4
√ (18.72939375 𝑓𝑡 2 )
𝜋

11
Daniel P. Raymer, Aircraft Design – A Conceptual Approach (AIAA:1992), p.282
12
Daniel P. Raymer, Aircraft Design – A Conceptual Approach (AIAA:1992), p.283
Name: Pabs V. Fernandez Report No. 08: Aerodynamics

## Date: February 8, 2019 Page 10 of

Instructor: Engr. Carl Marvin F. Red
Computing for the Fuselage Form Factor:
60 4.111035756
FFFuselage = (1 + + ) = 1.873847473
(4.111035756)3 400

## Fuselage Component Interference Factor (Q)
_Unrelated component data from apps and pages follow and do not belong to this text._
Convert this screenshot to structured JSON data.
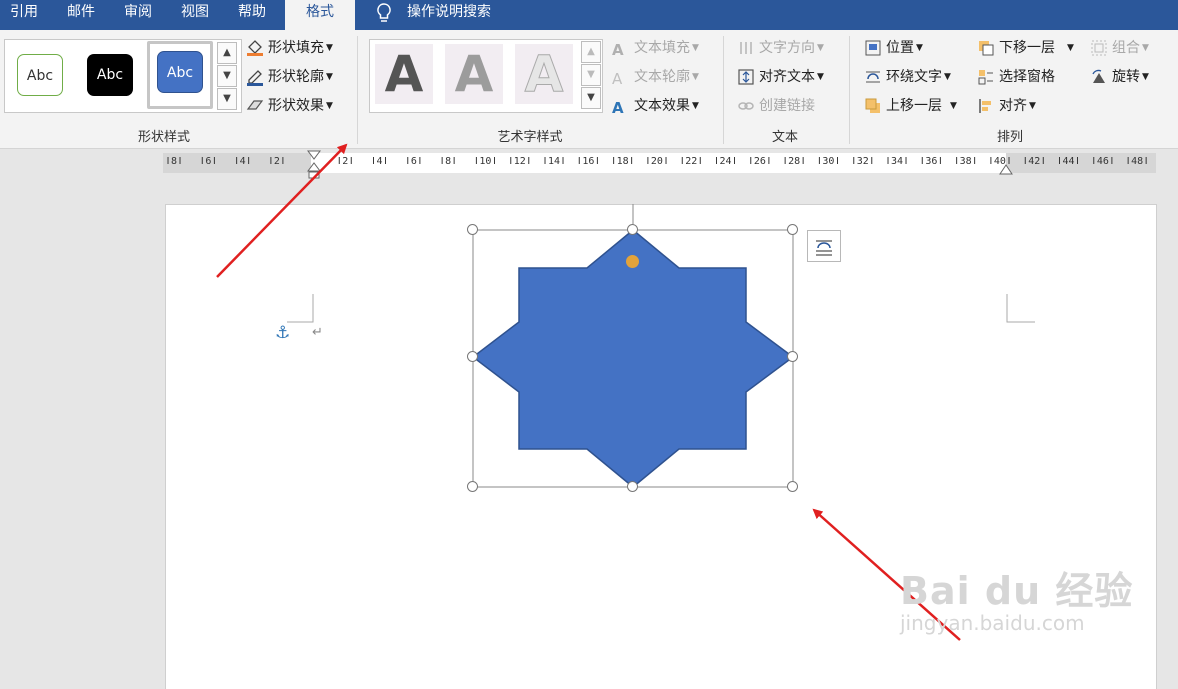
{
  "tabs": [
    {
      "label": "引用"
    },
    {
      "label": "邮件"
    },
    {
      "label": "审阅"
    },
    {
      "label": "视图"
    },
    {
      "label": "帮助"
    },
    {
      "label": "格式"
    }
  ],
  "tell_me": "操作说明搜索",
  "shape_styles": {
    "presets": [
      "Abc",
      "Abc",
      "Abc"
    ],
    "fill": "形状填充",
    "outline": "形状轮廓",
    "effects": "形状效果",
    "label": "形状样式"
  },
  "wordart": {
    "samples": [
      "A",
      "A",
      "A"
    ],
    "text_fill": "文本填充",
    "text_outline": "文本轮廓",
    "text_effects": "文本效果",
    "label": "艺术字样式"
  },
  "text_group": {
    "direction": "文字方向",
    "align_text": "对齐文本",
    "create_link": "创建链接",
    "label": "文本"
  },
  "arrange": {
    "position": "位置",
    "wrap_text": "环绕文字",
    "bring_forward": "上移一层",
    "send_backward": "下移一层",
    "selection_pane": "选择窗格",
    "align": "对齐",
    "group": "组合",
    "rotate": "旋转",
    "label": "排列"
  },
  "ruler_labels": [
    "8",
    "6",
    "4",
    "2",
    "2",
    "4",
    "6",
    "8",
    "10",
    "12",
    "14",
    "16",
    "18",
    "20",
    "22",
    "24",
    "26",
    "28",
    "30",
    "32",
    "34",
    "36",
    "38",
    "40",
    "42",
    "44",
    "46",
    "48"
  ],
  "colors": {
    "accent": "#2b579a",
    "shape_fill": "#4472c4",
    "shape_stroke": "#2f528f",
    "adjust_handle": "#e3a33b",
    "arrow": "#e02020"
  },
  "watermark": {
    "brand": "Bai du 经验",
    "url": "jingyan.baidu.com"
  }
}
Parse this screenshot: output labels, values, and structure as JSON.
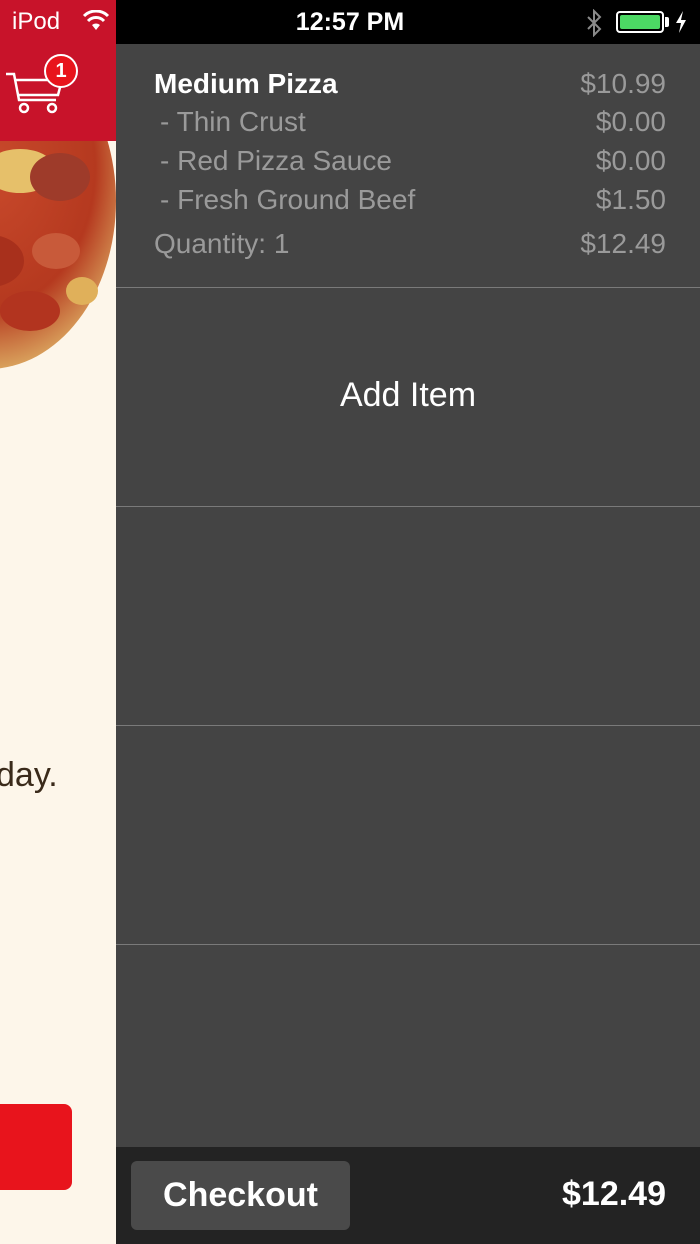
{
  "status_bar": {
    "carrier": "iPod",
    "time": "12:57 PM",
    "battery_level": 1.0,
    "battery_color": "#4cd964"
  },
  "left_panel": {
    "cart_badge_count": "1",
    "promo_text_fragment": "day."
  },
  "cart": {
    "item": {
      "name": "Medium Pizza",
      "price": "$10.99",
      "options": [
        {
          "label": "- Thin Crust",
          "price": "$0.00"
        },
        {
          "label": "- Red Pizza Sauce",
          "price": "$0.00"
        },
        {
          "label": "- Fresh Ground Beef",
          "price": "$1.50"
        }
      ],
      "quantity_label": "Quantity: 1",
      "line_total": "$12.49"
    },
    "add_item_label": "Add Item"
  },
  "bottom_bar": {
    "checkout_label": "Checkout",
    "total": "$12.49"
  },
  "colors": {
    "brand_red": "#c8132a",
    "panel_bg": "#444444",
    "bottom_bar_bg": "#232323"
  }
}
Parasite drag is increased due to the mutual interference between components. The Fuselage has a
negligible interference factor so Q = 1.

## Fuselage Parasite Drag Coefficient (CD, O FUSELAGE)
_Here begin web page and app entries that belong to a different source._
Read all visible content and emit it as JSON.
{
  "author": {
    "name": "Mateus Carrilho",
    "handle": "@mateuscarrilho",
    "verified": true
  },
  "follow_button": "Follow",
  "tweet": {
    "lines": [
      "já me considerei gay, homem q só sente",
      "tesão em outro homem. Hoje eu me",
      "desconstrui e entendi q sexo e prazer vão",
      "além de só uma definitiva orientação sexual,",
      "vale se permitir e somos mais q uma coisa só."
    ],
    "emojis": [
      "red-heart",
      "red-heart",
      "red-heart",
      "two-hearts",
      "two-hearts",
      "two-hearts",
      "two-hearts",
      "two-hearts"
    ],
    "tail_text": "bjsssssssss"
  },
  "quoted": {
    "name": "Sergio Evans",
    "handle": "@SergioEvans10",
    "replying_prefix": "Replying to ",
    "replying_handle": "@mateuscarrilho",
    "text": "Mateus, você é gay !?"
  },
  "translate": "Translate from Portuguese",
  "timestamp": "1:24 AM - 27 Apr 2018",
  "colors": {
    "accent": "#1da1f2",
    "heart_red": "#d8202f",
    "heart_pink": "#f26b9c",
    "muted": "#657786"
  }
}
Using the Component Buildup Method equation, the Fuselage Parasite Drag is now equal to:
𝛴𝐶𝑓,𝐹𝑢𝑠𝑒𝑙𝑎𝑔𝑒 𝐹𝐹𝐹𝑢𝑠𝑒𝑙𝑎𝑔𝑒 𝑄𝐹𝑢𝑠𝑒𝑙𝑎𝑔𝑒 𝑆𝑊𝐸𝑇 𝐹𝑢𝑠𝑒𝑙𝑎𝑔𝑒
CD O Fuselage =( )
𝑆𝑅𝑒𝑓
2.570049589 𝑥 10 (1.873847473)(1)(204.8026847 𝑓𝑡 2
−3
=[ ]
Landing Gear
Computing for the Landing Gear Parasite Drag, we will use the same method but just using the
Miscellaneous Drags method. The drag of miscellaneous items can be determined separately using a
variety of empirical graphs and equations, and then adding the results to the parasite drags as above.
Using the Drag divided by the Dynamic Pressure (D-over-q or D/q) data to find the CD for the misc. drag.
D/q has units of square feet, and so is sometimes called “drag area”. D/q divided by the wing reference
area yields the miscellaneous parasite drag coefficient.
The landing-gear drag is best estimated by comparison to test data for a similar gear arrangement.
If such data is not available, the gear drag can be estimated as the summation of the drags of the wheels,
struts, and other gear components using the data below:
Name: Pabs V. Fernandez Report No. 08: Aerodynamics

## Date: February 8, 2019 Page 10 of

Instructor: Engr. Carl Marvin F. Red